--- Input for this task ---

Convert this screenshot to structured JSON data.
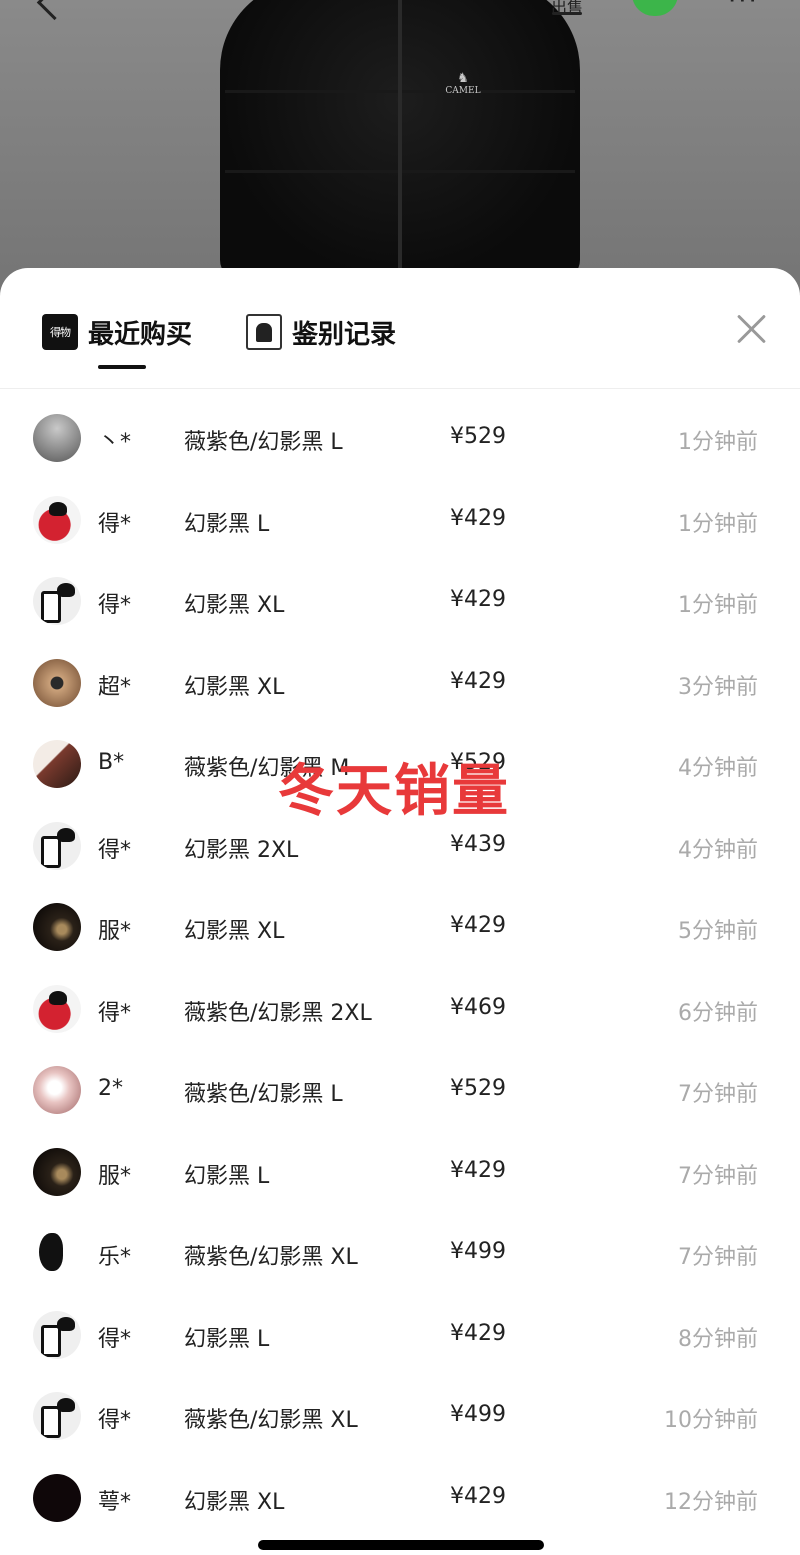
{
  "header": {
    "brand_logo_text": "CAMEL",
    "share_label": "出售"
  },
  "tabs": [
    {
      "label": "最近购买",
      "icon": "dewu-logo-icon",
      "icon_text": "得物",
      "active": true
    },
    {
      "label": "鉴别记录",
      "icon": "jacket-icon",
      "active": false
    }
  ],
  "purchases": [
    {
      "user": "丶*",
      "spec": "薇紫色/幻影黑 L",
      "price": "¥529",
      "time": "1分钟前",
      "avatar": "gray"
    },
    {
      "user": "得*",
      "spec": "幻影黑 L",
      "price": "¥429",
      "time": "1分钟前",
      "avatar": "red"
    },
    {
      "user": "得*",
      "spec": "幻影黑 XL",
      "price": "¥429",
      "time": "1分钟前",
      "avatar": "bw"
    },
    {
      "user": "超*",
      "spec": "幻影黑 XL",
      "price": "¥429",
      "time": "3分钟前",
      "avatar": "dog"
    },
    {
      "user": "B*",
      "spec": "薇紫色/幻影黑 M",
      "price": "¥529",
      "time": "4分钟前",
      "avatar": "piano"
    },
    {
      "user": "得*",
      "spec": "幻影黑 2XL",
      "price": "¥439",
      "time": "4分钟前",
      "avatar": "bw"
    },
    {
      "user": "服*",
      "spec": "幻影黑 XL",
      "price": "¥429",
      "time": "5分钟前",
      "avatar": "dark"
    },
    {
      "user": "得*",
      "spec": "薇紫色/幻影黑 2XL",
      "price": "¥469",
      "time": "6分钟前",
      "avatar": "red"
    },
    {
      "user": "2*",
      "spec": "薇紫色/幻影黑 L",
      "price": "¥529",
      "time": "7分钟前",
      "avatar": "pink"
    },
    {
      "user": "服*",
      "spec": "幻影黑 L",
      "price": "¥429",
      "time": "7分钟前",
      "avatar": "dark"
    },
    {
      "user": "乐*",
      "spec": "薇紫色/幻影黑 XL",
      "price": "¥499",
      "time": "7分钟前",
      "avatar": "sil"
    },
    {
      "user": "得*",
      "spec": "幻影黑 L",
      "price": "¥429",
      "time": "8分钟前",
      "avatar": "bw"
    },
    {
      "user": "得*",
      "spec": "薇紫色/幻影黑 XL",
      "price": "¥499",
      "time": "10分钟前",
      "avatar": "bw"
    },
    {
      "user": "萼*",
      "spec": "幻影黑 XL",
      "price": "¥429",
      "time": "12分钟前",
      "avatar": "black"
    }
  ],
  "watermark": "冬天销量",
  "colors": {
    "watermark": "#e8393a",
    "time_text": "#aaaaaa",
    "wechat": "#3cb54a"
  }
}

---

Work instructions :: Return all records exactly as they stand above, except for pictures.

Reply to the task ::
Convert this screenshot to structured JSON data.
{
  "header": {
    "brand_logo_text": "CAMEL",
    "share_label": "出售"
  },
  "tabs": [
    {
      "label": "最近购买",
      "icon": "dewu-logo-icon",
      "icon_text": "得物",
      "active": true
    },
    {
      "label": "鉴别记录",
      "icon": "jacket-icon",
      "active": false
    }
  ],
  "purchases": [
    {
      "user": "丶*",
      "spec": "薇紫色/幻影黑 L",
      "price": "¥529",
      "time": "1分钟前",
      "avatar": "gray"
    },
    {
      "user": "得*",
      "spec": "幻影黑 L",
      "price": "¥429",
      "time": "1分钟前",
      "avatar": "red"
    },
    {
      "user": "得*",
      "spec": "幻影黑 XL",
      "price": "¥429",
      "time": "1分钟前",
      "avatar": "bw"
    },
    {
      "user": "超*",
      "spec": "幻影黑 XL",
      "price": "¥429",
      "time": "3分钟前",
      "avatar": "dog"
    },
    {
      "user": "B*",
      "spec": "薇紫色/幻影黑 M",
      "price": "¥529",
      "time": "4分钟前",
      "avatar": "piano"
    },
    {
      "user": "得*",
      "spec": "幻影黑 2XL",
      "price": "¥439",
      "time": "4分钟前",
      "avatar": "bw"
    },
    {
      "user": "服*",
      "spec": "幻影黑 XL",
      "price": "¥429",
      "time": "5分钟前",
      "avatar": "dark"
    },
    {
      "user": "得*",
      "spec": "薇紫色/幻影黑 2XL",
      "price": "¥469",
      "time": "6分钟前",
      "avatar": "red"
    },
    {
      "user": "2*",
      "spec": "薇紫色/幻影黑 L",
      "price": "¥529",
      "time": "7分钟前",
      "avatar": "pink"
    },
    {
      "user": "服*",
      "spec": "幻影黑 L",
      "price": "¥429",
      "time": "7分钟前",
      "avatar": "dark"
    },
    {
      "user": "乐*",
      "spec": "薇紫色/幻影黑 XL",
      "price": "¥499",
      "time": "7分钟前",
      "avatar": "sil"
    },
    {
      "user": "得*",
      "spec": "幻影黑 L",
      "price": "¥429",
      "time": "8分钟前",
      "avatar": "bw"
    },
    {
      "user": "得*",
      "spec": "薇紫色/幻影黑 XL",
      "price": "¥499",
      "time": "10分钟前",
      "avatar": "bw"
    },
    {
      "user": "萼*",
      "spec": "幻影黑 XL",
      "price": "¥429",
      "time": "12分钟前",
      "avatar": "black"
    }
  ],
  "watermark": "冬天销量",
  "colors": {
    "watermark": "#e8393a",
    "time_text": "#aaaaaa",
    "wechat": "#3cb54a"
  }
}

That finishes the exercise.